13 October 2014

Darren O'Day's Game 1 Mistake to Alex Gordon

After having Sunday off, the ALCS starts back up again tonight in Kansas City.  With the Orioles down 2-0, it’s not exactly how anyone drew it up before the series began.  While Baltimore found themselves within striking distance of a win in both games, the bullpen eventually ended up allowing the go-ahead run(s) to score in the 9th inning or later in each contest.

One of the key moments in the Game 1 loss occurred in the top of the 10th inning, when Kansas City left fielder Alex Gordon led off the inning against Darren O’Day.  After taking a sinker well off the plate and swinging through a slider on the inside corner, Gordon deposited a sinker over the right field wall for a home run.  Gordon’s home run against O’Day delivered the big blow against the chances of Baltimore ultimately winning this game, at least in terms of Win Expectancy (resulting in a 35.5% change).  I hate to do this to our readers, but here it is again.

The first thing I thought while watching that ball leave the yard was, “How the hell did he yank that out of the park to right field?”  Based on what I thought I was initially looking at, it appeared that O’Day made a pretty good pitch up on the outside edge of the plate.  Looking at the pitch f/x data (see figure on left), it confirms that the pitch was literally on the very edge of the upper and outside part of the strike zone.  It’s difficult to hit a pitch in that location, let alone for a left handed batter to pull it out of the park for a home run.

However, when you take another look at the video (I know it’s tough, but please watch the video above again), you can tell that Hundley was looking for the ball to be down (and possibly in), which means that O’Day missed his spot by a great deal.  Looking at the tendencies of Alex Gordon as a hitter a little closer, it becomes clear that while O’Day’s pitch ended up in a pretty good location (despite missing his spot), he didn’t make a good pitch if Alex Gordon is the batter.  Looking at the figure below, you can see just how much damage Gordon does on “hard” pitches located up and outside (since 2009, when the data became available).

However, that’s not the interesting part.  The interesting thing about it is how the hits are distributed.  You’d expect the heat map above to be associated with a lot of opposite field home runs, but as one can see in the figure below, that’s not the case with Gordon.

What you will see is that Gordon has no problem taking a fastball opposite field for doubles, but he won’t hit many of them out of the park.  It’s not as if he has difficulty hitting home runs on those pitches though, as it appears he has the unusual ability to yank them over the fence to center field and right field, which is not what what one would expect, especially for someone like Gordon, who is not thought of as being a prolific home run hitter.  As the figure shows, only 2 of his 12 home runs on fastballs up and away (since 2009) have not gone to right or center field.

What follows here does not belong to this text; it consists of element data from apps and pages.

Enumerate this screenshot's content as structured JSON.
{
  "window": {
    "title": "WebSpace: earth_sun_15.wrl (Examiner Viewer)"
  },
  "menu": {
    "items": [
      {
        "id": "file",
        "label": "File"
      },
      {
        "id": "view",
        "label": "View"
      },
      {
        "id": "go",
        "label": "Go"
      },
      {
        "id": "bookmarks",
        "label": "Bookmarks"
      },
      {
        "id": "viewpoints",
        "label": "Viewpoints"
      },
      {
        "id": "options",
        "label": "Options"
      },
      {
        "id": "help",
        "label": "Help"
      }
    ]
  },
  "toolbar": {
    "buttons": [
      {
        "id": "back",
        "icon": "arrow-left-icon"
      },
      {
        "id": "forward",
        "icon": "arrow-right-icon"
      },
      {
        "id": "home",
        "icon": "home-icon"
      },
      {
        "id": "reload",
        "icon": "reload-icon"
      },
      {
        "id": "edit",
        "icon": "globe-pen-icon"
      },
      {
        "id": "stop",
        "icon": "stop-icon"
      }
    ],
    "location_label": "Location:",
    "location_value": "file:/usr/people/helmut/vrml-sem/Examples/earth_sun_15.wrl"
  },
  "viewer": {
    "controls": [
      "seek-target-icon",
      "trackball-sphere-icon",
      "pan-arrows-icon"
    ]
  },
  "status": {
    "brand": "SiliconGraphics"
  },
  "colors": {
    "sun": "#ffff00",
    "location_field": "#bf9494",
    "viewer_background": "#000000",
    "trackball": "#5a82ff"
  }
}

While at first glance it may have appeared that Gordon hit a good pitch from O’Day, further examination tells us that it was a good pitch, just not a good pitch to throw to Alex Gordon. There’s a good chance that O’Day and the Orioles knew that as well, based on where Hundley called for the pitch, and where O’Day ended up throwing it.  Mistakes in pitching location happen all the time, and sometimes those mistakes don’t amount to anything.  In this instance it did.  And since the Orioles now find themselves down by 2 games in the ALCS, they’ll need to limit mistakes like this more than ever.


Pat Holden said...

Nice work, Nate. Cool post.

Josh Josephs said...

If you watch Gordon's stance closely you can see why this is a terrible pitch to him and why he is so effective. His stride loads his weight slightly towards home plate, and he does not dive his shoulder towards the plate at all. This allows him to use a fast hip rotation to turn the ball around the other way. Note also that because of where he holds his hands he does not use nearly as much of a drop and upper cut swing as many left handed batters. This probably explains why he generally hits fewer home runs but handles the up and away fast ball much better than a player such as Chris Davis who hammers balls such as this into the ground or strikes out.

ballgame said...

Over the last 8 2/3 innings O'Day has pitched, he's given up 7 hits … but 4 have been homers, yielding an ERA of over 7 for that span.

Obviously, tiny sample size, etc., but still … a sub-optimal time for Darren to run into a bad stretch.